[[ EXTRACTED RECORDS open ]]
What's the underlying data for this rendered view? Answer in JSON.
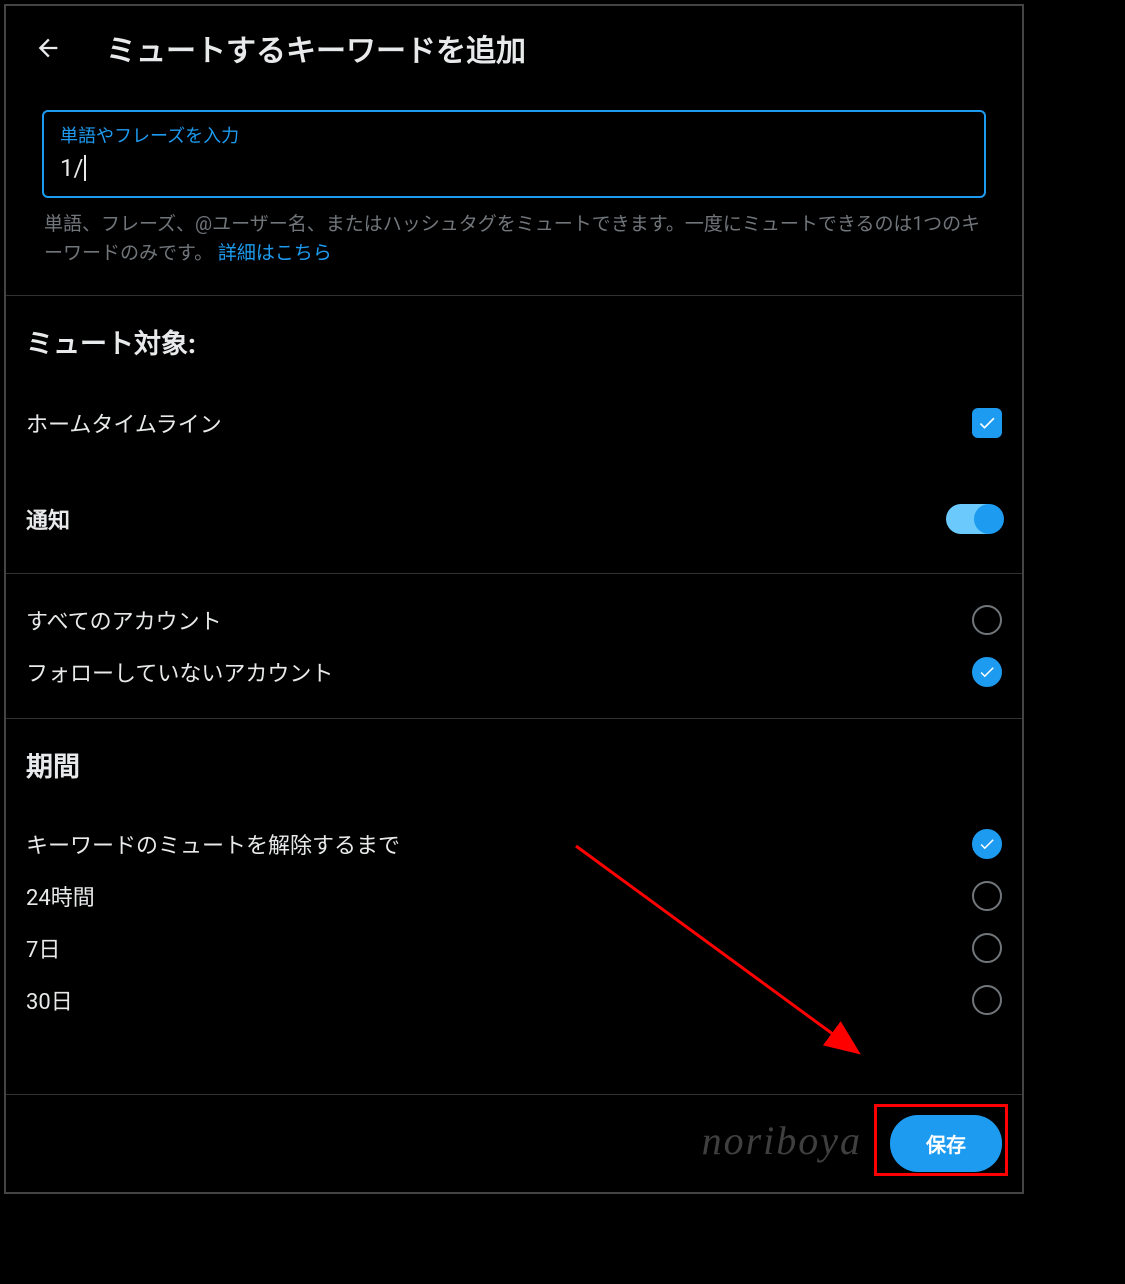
{
  "header": {
    "title": "ミュートするキーワードを追加"
  },
  "input": {
    "label": "単語やフレーズを入力",
    "value": "1/"
  },
  "help": {
    "text": "単語、フレーズ、@ユーザー名、またはハッシュタグをミュートできます。一度にミュートできるのは1つのキーワードのみです。",
    "link": "詳細はこちら"
  },
  "mute_target": {
    "title": "ミュート対象:",
    "home_timeline": {
      "label": "ホームタイムライン",
      "checked": true
    },
    "notifications": {
      "label": "通知",
      "on": true
    }
  },
  "accounts": {
    "all": {
      "label": "すべてのアカウント",
      "selected": false
    },
    "not_following": {
      "label": "フォローしていないアカウント",
      "selected": true
    }
  },
  "duration": {
    "title": "期間",
    "options": [
      {
        "label": "キーワードのミュートを解除するまで",
        "selected": true
      },
      {
        "label": "24時間",
        "selected": false
      },
      {
        "label": "7日",
        "selected": false
      },
      {
        "label": "30日",
        "selected": false
      }
    ]
  },
  "footer": {
    "save_label": "保存"
  },
  "watermark": "noriboya"
}
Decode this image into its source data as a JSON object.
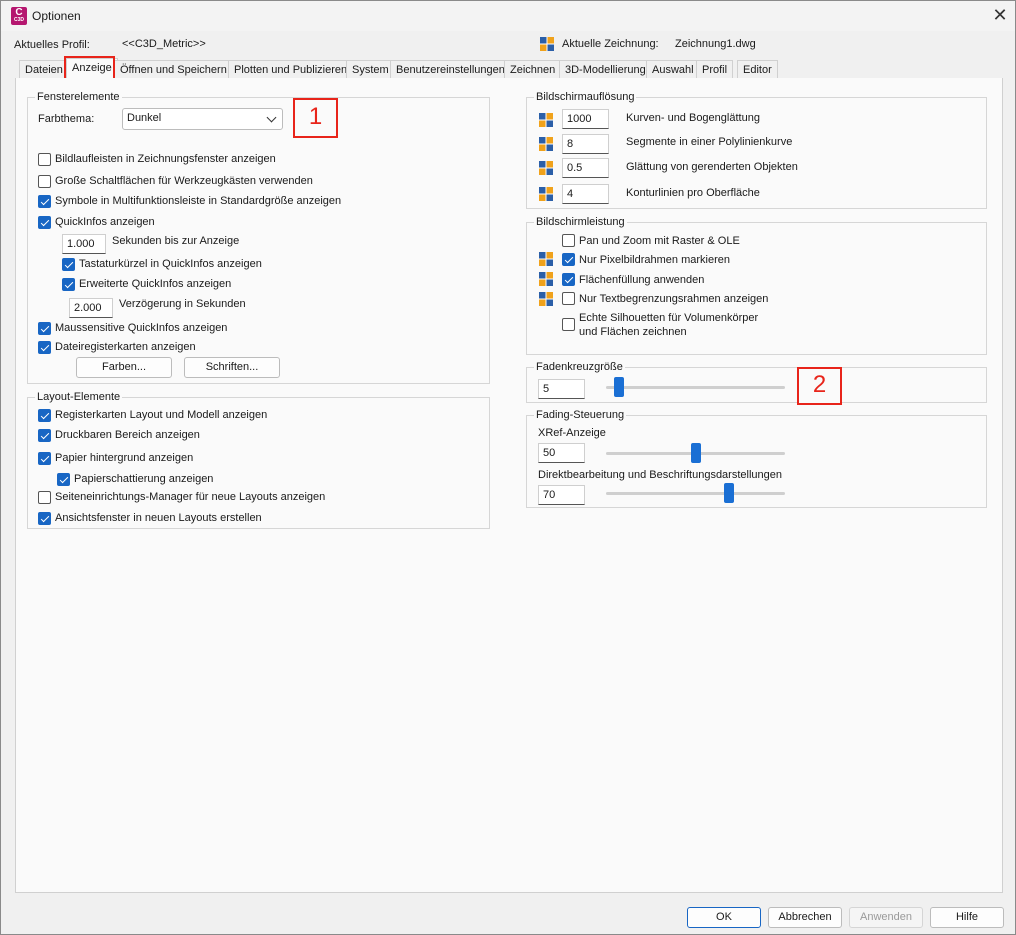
{
  "window": {
    "title": "Optionen",
    "app_icon_letter": "C",
    "app_icon_sub": "C3D",
    "close": "✕"
  },
  "profile": {
    "label": "Aktuelles Profil:",
    "value": "<<C3D_Metric>>"
  },
  "drawing": {
    "label": "Aktuelle Zeichnung:",
    "value": "Zeichnung1.dwg"
  },
  "tabs": [
    "Dateien",
    "Anzeige",
    "Öffnen und Speichern",
    "Plotten und Publizieren",
    "System",
    "Benutzereinstellungen",
    "Zeichnen",
    "3D-Modellierung",
    "Auswahl",
    "Profil",
    "Editor"
  ],
  "active_tab": "Anzeige",
  "fenster": {
    "title": "Fensterelemente",
    "farbthema_label": "Farbthema:",
    "farbthema_value": "Dunkel",
    "cb1": "Bildlaufleisten in Zeichnungsfenster anzeigen",
    "cb2": "Große Schaltflächen für Werkzeugkästen verwenden",
    "cb3": "Symbole in Multifunktionsleiste in Standardgröße anzeigen",
    "cb4": "QuickInfos anzeigen",
    "sek_value": "1.000",
    "sek_label": "Sekunden bis zur Anzeige",
    "cb5": "Tastaturkürzel in QuickInfos anzeigen",
    "cb6": "Erweiterte QuickInfos anzeigen",
    "verz_value": "2.000",
    "verz_label": "Verzögerung in Sekunden",
    "cb7": "Maussensitive QuickInfos anzeigen",
    "cb8": "Dateiregisterkarten anzeigen",
    "farben_button": "Farben...",
    "schriften_button": "Schriften..."
  },
  "layout": {
    "title": "Layout-Elemente",
    "cb1": "Registerkarten Layout und Modell anzeigen",
    "cb2": "Druckbaren Bereich anzeigen",
    "cb3": "Papier hintergrund anzeigen",
    "cb4": "Papierschattierung anzeigen",
    "cb5": "Seiteneinrichtungs-Manager für neue Layouts anzeigen",
    "cb6": "Ansichtsfenster in neuen Layouts erstellen"
  },
  "aufloesung": {
    "title": "Bildschirmauflösung",
    "rows": [
      {
        "value": "1000",
        "label": "Kurven- und Bogenglättung"
      },
      {
        "value": "8",
        "label": "Segmente in einer Polylinienkurve"
      },
      {
        "value": "0.5",
        "label": "Glättung von gerenderten Objekten"
      },
      {
        "value": "4",
        "label": "Konturlinien pro Oberfläche"
      }
    ]
  },
  "leistung": {
    "title": "Bildschirmleistung",
    "cb1": "Pan und Zoom mit Raster & OLE",
    "cb2": "Nur Pixelbildrahmen markieren",
    "cb3": "Flächenfüllung anwenden",
    "cb4": "Nur Textbegrenzungsrahmen anzeigen",
    "cb5a": "Echte Silhouetten für Volumenkörper",
    "cb5b": "und Flächen zeichnen"
  },
  "faden": {
    "title": "Fadenkreuzgröße",
    "value": "5",
    "level": 0.05
  },
  "fading": {
    "title": "Fading-Steuerung",
    "xref_label": "XRef-Anzeige",
    "xref_value": "50",
    "xref_level": 0.5,
    "direkt_label": "Direktbearbeitung und Beschriftungsdarstellungen",
    "direkt_value": "70",
    "direkt_level": 0.7
  },
  "callouts": {
    "one": "1",
    "two": "2"
  },
  "footer": {
    "ok": "OK",
    "cancel": "Abbrechen",
    "apply": "Anwenden",
    "help": "Hilfe"
  },
  "colors": {
    "accent": "#1866c4",
    "callout": "#e8241a",
    "app_icon": "#b5166f"
  }
}
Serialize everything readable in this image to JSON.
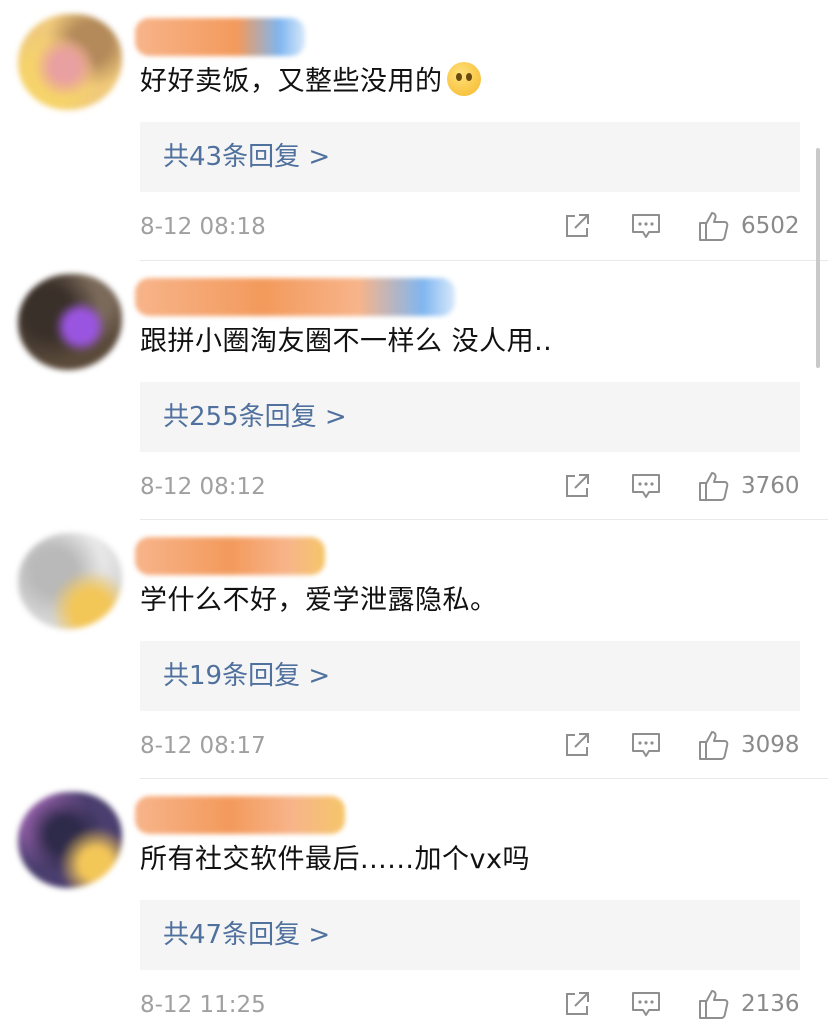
{
  "comments": [
    {
      "text": "好好卖饭，又整些没用的",
      "emoji": "drooling-face-emoji",
      "reply_label": "共43条回复 >",
      "time": "8-12 08:18",
      "likes": "6502",
      "colors": {
        "avatar": [
          "#f0c97a",
          "#e9a0a0",
          "#f6d36a",
          "#b48a5a"
        ],
        "name": [
          "#f7b48a",
          "#f39a5c",
          "#7fb6f0"
        ]
      }
    },
    {
      "text": "跟拼小圈淘友圈不一样么 没人用..",
      "reply_label": "共255条回复 >",
      "time": "8-12 08:12",
      "likes": "3760",
      "colors": {
        "avatar": [
          "#5a4a3a",
          "#9a55e0",
          "#7b6a5a",
          "#3a302a"
        ],
        "name": [
          "#f7b48a",
          "#f39a5c",
          "#7fb6f0"
        ]
      }
    },
    {
      "text": "学什么不好，爱学泄露隐私。",
      "reply_label": "共19条回复 >",
      "time": "8-12 08:17",
      "likes": "3098",
      "colors": {
        "avatar": [
          "#d6d6d6",
          "#b9b9b9",
          "#f3c658",
          "#e8e8e8"
        ],
        "name": [
          "#f7b48a",
          "#f39a5c",
          "#f5c66a"
        ]
      }
    },
    {
      "text": "所有社交软件最后......加个vx吗",
      "reply_label": "共47条回复 >",
      "time": "8-12 11:25",
      "likes": "2136",
      "colors": {
        "avatar": [
          "#4a3e6e",
          "#8a5aa0",
          "#f3c658",
          "#2e2a4a"
        ],
        "name": [
          "#f7b48a",
          "#f39a5c",
          "#f5c66a"
        ]
      }
    }
  ]
}
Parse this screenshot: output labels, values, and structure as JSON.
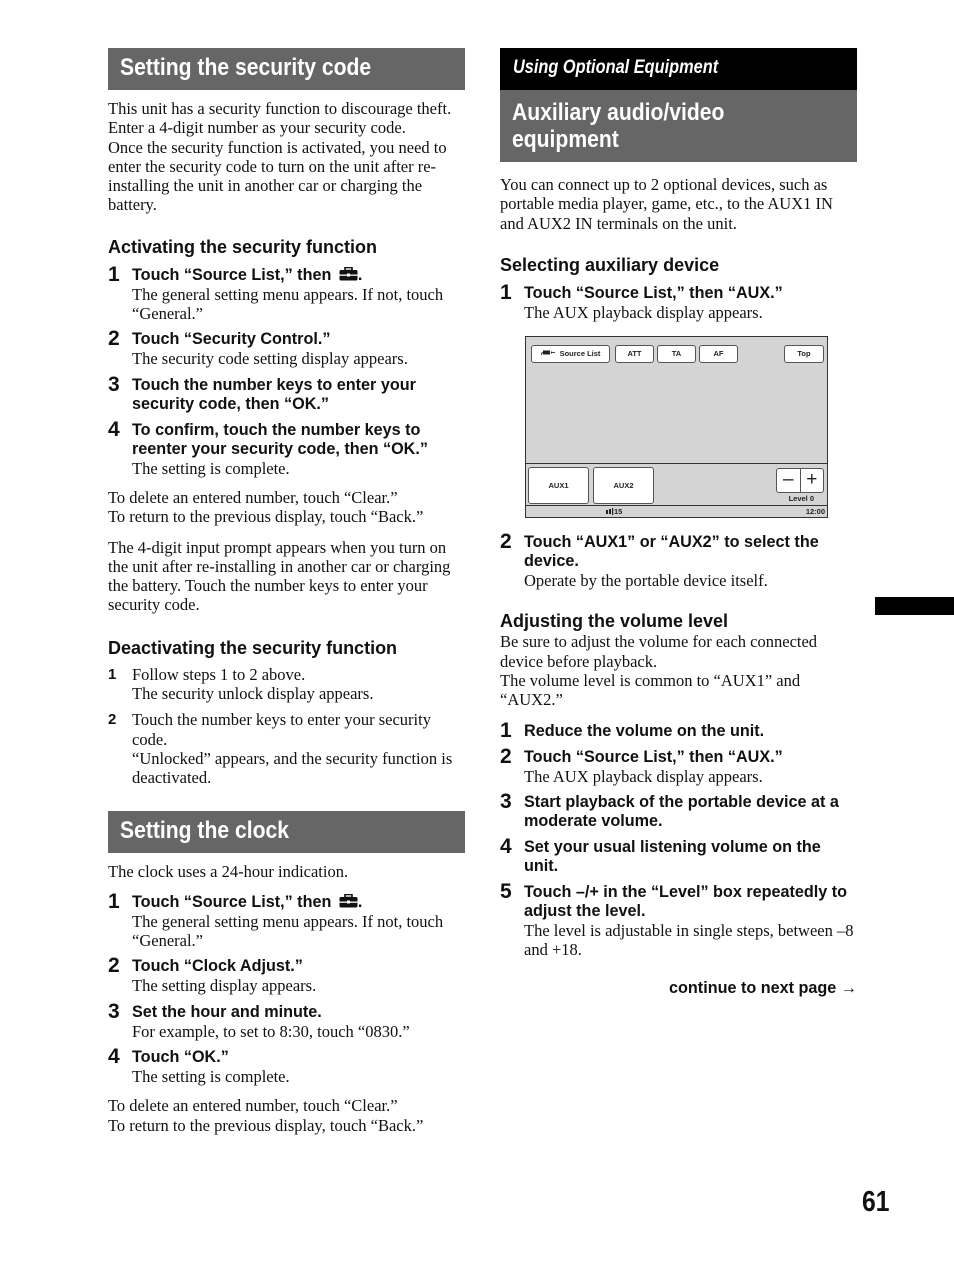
{
  "left": {
    "security": {
      "banner": "Setting the security code",
      "intro": [
        "This unit has a security function to discourage theft. Enter a 4-digit number as your security code.",
        "Once the security function is activated, you need to enter the security code to turn on the unit after re-installing the unit in another car or charging the battery."
      ],
      "activating": {
        "heading": "Activating the security function",
        "steps": [
          {
            "num": "1",
            "title": "Touch “Source List,” then",
            "icon": "toolbox-icon",
            "title_end": ".",
            "desc": "The general setting menu appears. If not, touch “General.”"
          },
          {
            "num": "2",
            "title": "Touch “Security Control.”",
            "desc": "The security code setting display appears."
          },
          {
            "num": "3",
            "title": "Touch the number keys to enter your security code, then “OK.”",
            "desc": ""
          },
          {
            "num": "4",
            "title": "To confirm, touch the number keys to reenter your security code, then “OK.”",
            "desc": "The setting is complete."
          }
        ],
        "note1": [
          "To delete an entered number, touch “Clear.”",
          "To return to the previous display, touch “Back.”"
        ],
        "note2": "The 4-digit input prompt appears when you turn on the unit after re-installing in another car or charging the battery. Touch the number keys to enter your security code."
      },
      "deactivating": {
        "heading": "Deactivating the security function",
        "steps": [
          {
            "num": "1",
            "title": "Follow steps 1 to 2 above.",
            "desc": "The security unlock display appears."
          },
          {
            "num": "2",
            "title": "Touch the number keys to enter your security code.",
            "desc": "“Unlocked” appears, and the security function is deactivated."
          }
        ]
      }
    },
    "clock": {
      "banner": "Setting the clock",
      "intro": "The clock uses a 24-hour indication.",
      "steps": [
        {
          "num": "1",
          "title": "Touch “Source List,” then",
          "icon": "toolbox-icon",
          "title_end": ".",
          "desc": "The general setting menu appears. If not, touch “General.”"
        },
        {
          "num": "2",
          "title": "Touch “Clock Adjust.”",
          "desc": "The setting display appears."
        },
        {
          "num": "3",
          "title": "Set the hour and minute.",
          "desc": "For example, to set to 8:30, touch “0830.”"
        },
        {
          "num": "4",
          "title": "Touch “OK.”",
          "desc": "The setting is complete."
        }
      ],
      "note": [
        "To delete an entered number, touch “Clear.”",
        "To return to the previous display, touch “Back.”"
      ]
    }
  },
  "right": {
    "chapter": "Using Optional Equipment",
    "banner": [
      "Auxiliary audio/video",
      "equipment"
    ],
    "intro": "You can connect up to 2 optional devices, such as portable media player, game, etc., to the AUX1 IN and AUX2 IN terminals on the unit.",
    "selecting": {
      "heading": "Selecting auxiliary device",
      "step1": {
        "num": "1",
        "title": "Touch “Source List,” then “AUX.”",
        "desc": "The AUX playback display appears."
      },
      "step2": {
        "num": "2",
        "title": "Touch “AUX1” or “AUX2” to select the device.",
        "desc": "Operate by the portable device itself."
      }
    },
    "screen": {
      "source_list": "Source List",
      "att": "ATT",
      "ta": "TA",
      "af": "AF",
      "top": "Top",
      "aux1": "AUX1",
      "aux2": "AUX2",
      "minus": "–",
      "plus": "+",
      "level": "Level 0",
      "volume": "15",
      "clock": "12:00"
    },
    "volume": {
      "heading": "Adjusting the volume level",
      "intro": [
        "Be sure to adjust the volume for each connected device before playback.",
        "The volume level is common to “AUX1” and “AUX2.”"
      ],
      "steps": [
        {
          "num": "1",
          "title": "Reduce the volume on the unit.",
          "desc": ""
        },
        {
          "num": "2",
          "title": "Touch “Source List,” then “AUX.”",
          "desc": "The AUX playback display appears."
        },
        {
          "num": "3",
          "title": "Start playback of the portable device at a moderate volume.",
          "desc": ""
        },
        {
          "num": "4",
          "title": "Set your usual listening volume on the unit.",
          "desc": ""
        },
        {
          "num": "5",
          "title": "Touch –/+ in the “Level” box repeatedly to adjust the level.",
          "desc": "The level is adjustable in single steps, between –8 and +18."
        }
      ]
    },
    "continue": "continue to next page →"
  },
  "page_number": "61"
}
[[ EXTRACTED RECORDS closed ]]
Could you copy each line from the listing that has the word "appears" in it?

            "desc": "The general setting menu appears. If not, touch “General.”"
            "desc": "The security code setting display appears."
        "note2": "The 4-digit input prompt appears when you turn on the unit after re-installing in another car or charging the battery. Touch the number keys to enter your security code."
            "desc": "The security unlock display appears."
            "desc": "“Unlocked” appears, and the security function is deactivated."
          "desc": "The general setting menu appears. If not, touch “General.”"
          "desc": "The setting display appears."
        "desc": "The AUX playback display appears."
          "desc": "The AUX playback display appears."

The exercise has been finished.